This is what made Saturday's performance so special, even if the results were something less than the stuff of dreams and fairy tales.
Maybe we learned something about Alvarez Saturday.
Maybe he learned something about himself.
"I looked around," Alvarez said of his first moment on the mound at Yankee Stadium. "I looked all over the stadium. I thought, "Thank God. Thank God, it's great to be here again.' I've been given another chance."
The story's moral is not in the time he spent on the mound. For, in those 4 1/3 innings, he looked much like you would expect of a 32-year-old who had not thrown a meaningful pitch since he was 29. In other words, his command was shaky and his stamina short.
No, the real lesson was in the journey to the mound. The months of rehabilitation. The days of pain. The hours of doubt.
There has been a locker with his name above it in the home clubhouse at Tropicana Field the past two seasons, but it has not been a place of comfort. Whenever he put on a uniform, Alvarez had the sensation of being an impostor.
There were times he thought his career was over and doctors did not exactly fall over themselves to convince him he was wrong.
This was a pitcher with a severe shoulder injury and a reputation for hiding when confronted with adversity.
He certainly could have walked away. Or simply went through the motions. Alvarez had 10 years of big-league service and the honor of having more victories than any pitcher to have come out of Venezuela.
Then there is the question of money. Alvarez has plenty of it, including $35-million once belonging to the Rays.
He could have walked away.
"I still think I owe this team a lot," Alvarez said. "The only way to pay them back is to go out there and do my job."
There is little about Alvarez to suggest he is an accomplished athlete. His body is soft and his manner softer still. He is generous with his money -- once donating $1-million to a school in Sarasota -- and gracious with his time.
His is a gentle soul, and perhaps that helps to explain the reputation he has carried throughout his career.
They say Alvarez did not have a fire in his belly. That he never cared enough to accomplish all that was once envisioned for him.
All of these years, they have wondered what it would take to bring out the very best in Alvarez. Maybe, it took the realization of the very worst.
"I know how hard he worked for this. I know how much it means to him," said his wife Daihanna, who flew to New York and sat alone with a blanket wrapped around her legs in the cold of Yankee Stadium.
"We didn't know if he would ever get back to the major leagues. So, for us, this is a gift from God. I don't care how he does. That doesn't matter. All that matters to me is seeing him out there. Because I know what it took for him to get back."
They stayed in their hotel room the night before Alvarez's return. They ordered room service and watched television. They called home to Bradenton and talked to their three daughters. Around midnight, they turned out the lights.
And not once did they bring up baseball.
"I knew it was on his mind," Daihanna said. "I didn't want to bother him by asking about it."

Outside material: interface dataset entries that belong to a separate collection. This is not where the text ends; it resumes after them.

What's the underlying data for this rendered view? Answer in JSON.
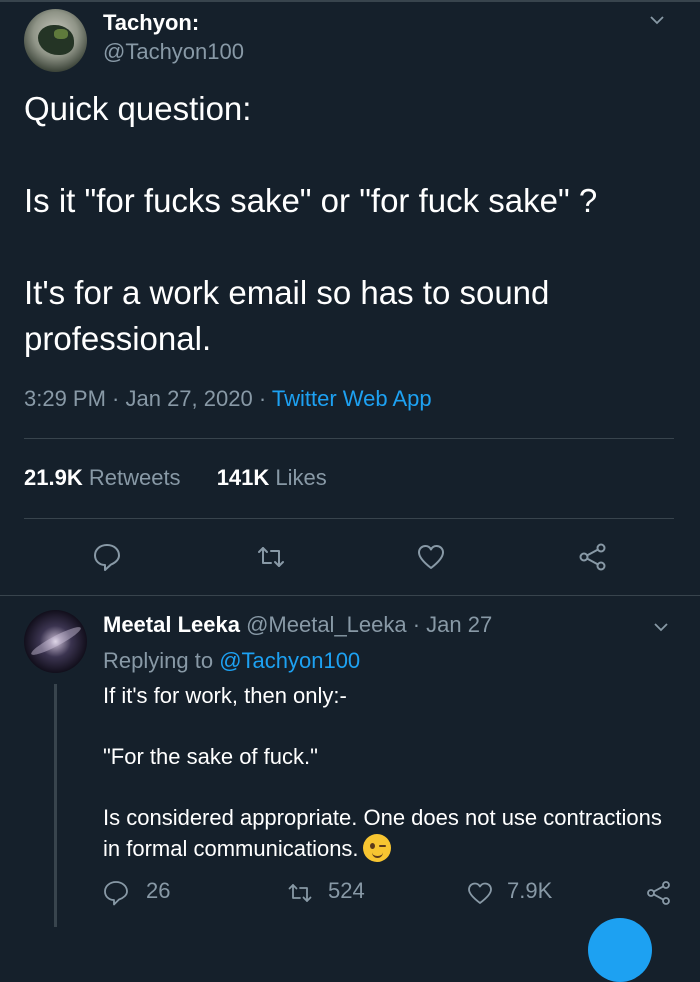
{
  "tweet": {
    "author_name": "Tachyon:",
    "author_handle": "@Tachyon100",
    "lines": [
      "Quick question:",
      "Is it \"for fucks sake\" or \"for fuck sake\" ?",
      "It's for a work email so has to sound professional."
    ],
    "time": "3:29 PM · Jan 27, 2020 · ",
    "source": "Twitter Web App",
    "retweets_count": "21.9K",
    "retweets_label": "Retweets",
    "likes_count": "141K",
    "likes_label": "Likes"
  },
  "icons": {
    "reply": "speech-bubble-icon",
    "retweet": "retweet-arrows-icon",
    "like": "heart-icon",
    "share": "share-nodes-icon",
    "more": "chevron-down-icon"
  },
  "reply": {
    "author_name": "Meetal Leeka",
    "author_handle_date": " @Meetal_Leeka · Jan 27",
    "replying_prefix": "Replying to ",
    "replying_to": "@Tachyon100",
    "line1": "If it's for work, then only:-",
    "line2": "\"For the sake of fuck.\"",
    "line3": "Is considered appropriate. One does not use contractions in formal communications.",
    "emoji": "winking-face-emoji",
    "reply_count": "26",
    "retweet_count": "524",
    "like_count": "7.9K"
  },
  "colors": {
    "background": "#15202b",
    "divider": "#38444d",
    "secondary_text": "#8899a6",
    "accent": "#1da1f2"
  }
}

What he has contemplated a lot in recent weeks is how close he came to losing his career. And he has reflected on his days as a phenom who pitched a no-hitter in his second major-league appearance with the White Sox.
"I've fallen in love with the game even more now. I have more respect for the game now," Alvarez said. "The older guys when I was in Chicago would say, "Enjoy this while you can. Because when you're gone, you're gone. And you're going to miss all this stuff.'

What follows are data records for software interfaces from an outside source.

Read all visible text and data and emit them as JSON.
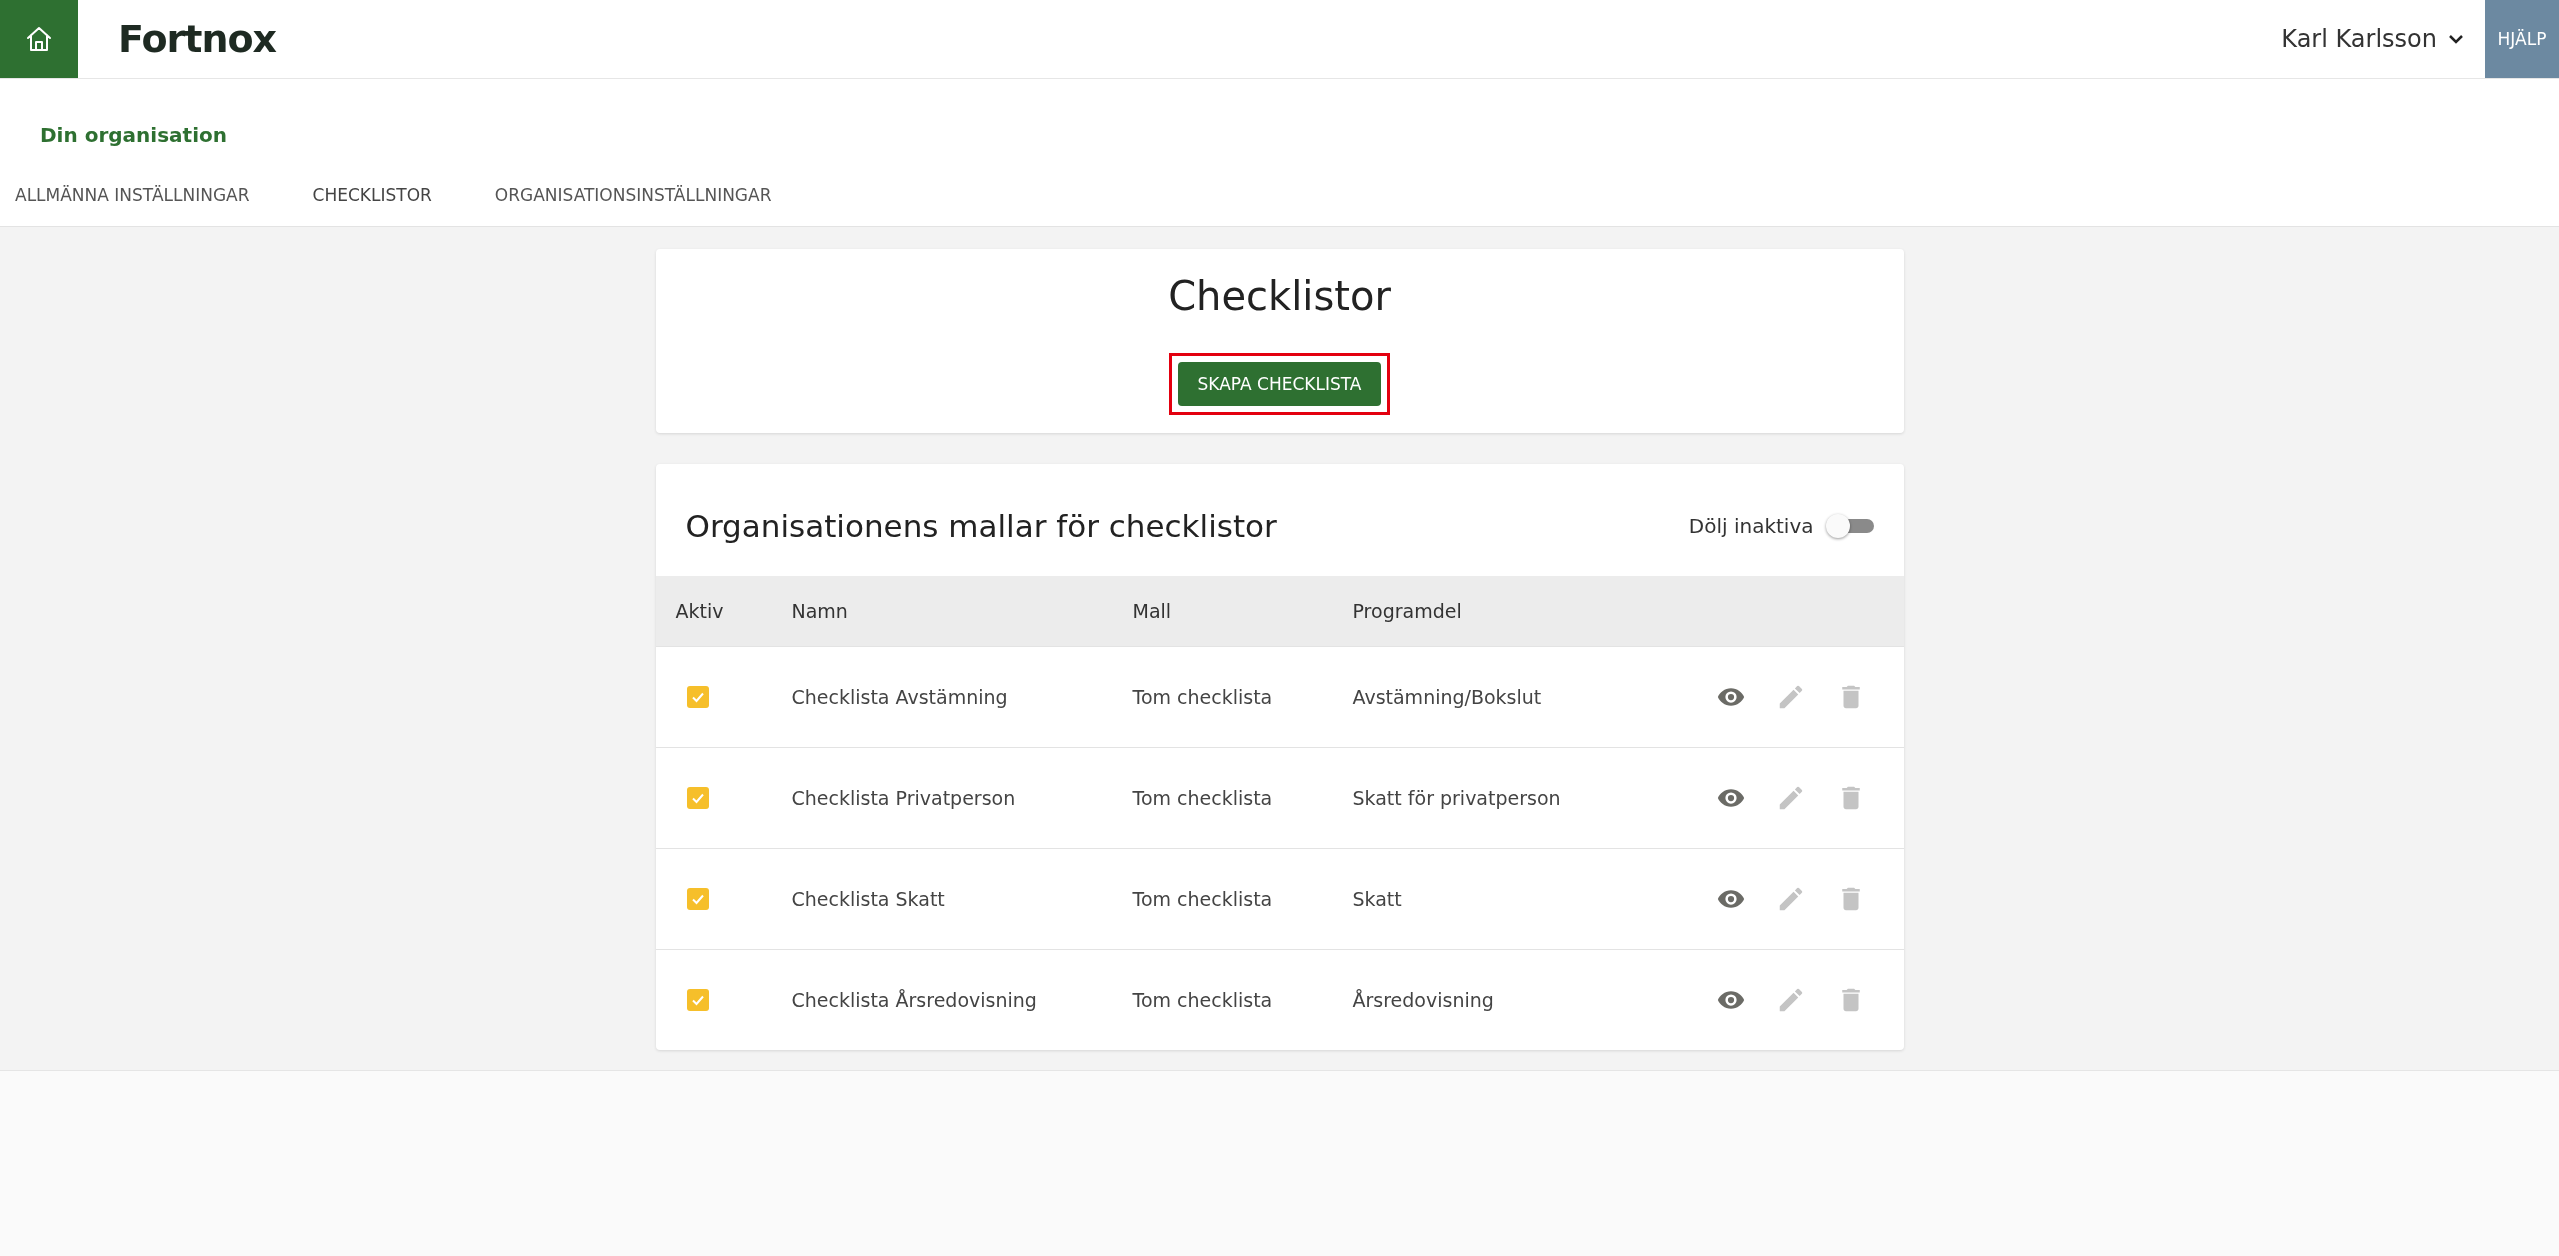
{
  "header": {
    "logo": "Fortnox",
    "user": "Karl Karlsson",
    "help": "HJÄLP"
  },
  "section_title": "Din organisation",
  "tabs": [
    {
      "label": "ALLMÄNNA INSTÄLLNINGAR",
      "selected": false
    },
    {
      "label": "CHECKLISTOR",
      "selected": true
    },
    {
      "label": "ORGANISATIONSINSTÄLLNINGAR",
      "selected": false
    }
  ],
  "create_card": {
    "title": "Checklistor",
    "button": {
      "label": "SKAPA CHECKLISTA",
      "highlighted": true
    }
  },
  "templates": {
    "title": "Organisationens mallar för checklistor",
    "hide_inactive": {
      "label": "Dölj inaktiva",
      "on": false
    },
    "columns": [
      "Aktiv",
      "Namn",
      "Mall",
      "Programdel"
    ],
    "rows": [
      {
        "active": true,
        "name": "Checklista Avstämning",
        "template": "Tom checklista",
        "module": "Avstämning/Bokslut"
      },
      {
        "active": true,
        "name": "Checklista Privatperson",
        "template": "Tom checklista",
        "module": "Skatt för privatperson"
      },
      {
        "active": true,
        "name": "Checklista Skatt",
        "template": "Tom checklista",
        "module": "Skatt"
      },
      {
        "active": true,
        "name": "Checklista Årsredovisning",
        "template": "Tom checklista",
        "module": "Årsredovisning"
      }
    ]
  }
}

"Over these last two years, now I know what that means."
For the record, his performance Saturday was serviceable. He fell behind in the count too many times and, by the end, his delivery was falling apart.
But, if you watched closely, there was a moment to remember.
It arrived early and passed quickly. The first batter Alvarez faced was second baseman Alfonso Soriano, who lifted a fly ball to rightfield. When the ball settled in Ben Grieve's glove, Alvarez pumped his fist.
Who knows exactly what the gesture meant to Alvarez. Perhaps it was triumph. Perhaps it was relief. Maybe even vindication.
Whatever it meant, it came from the heart.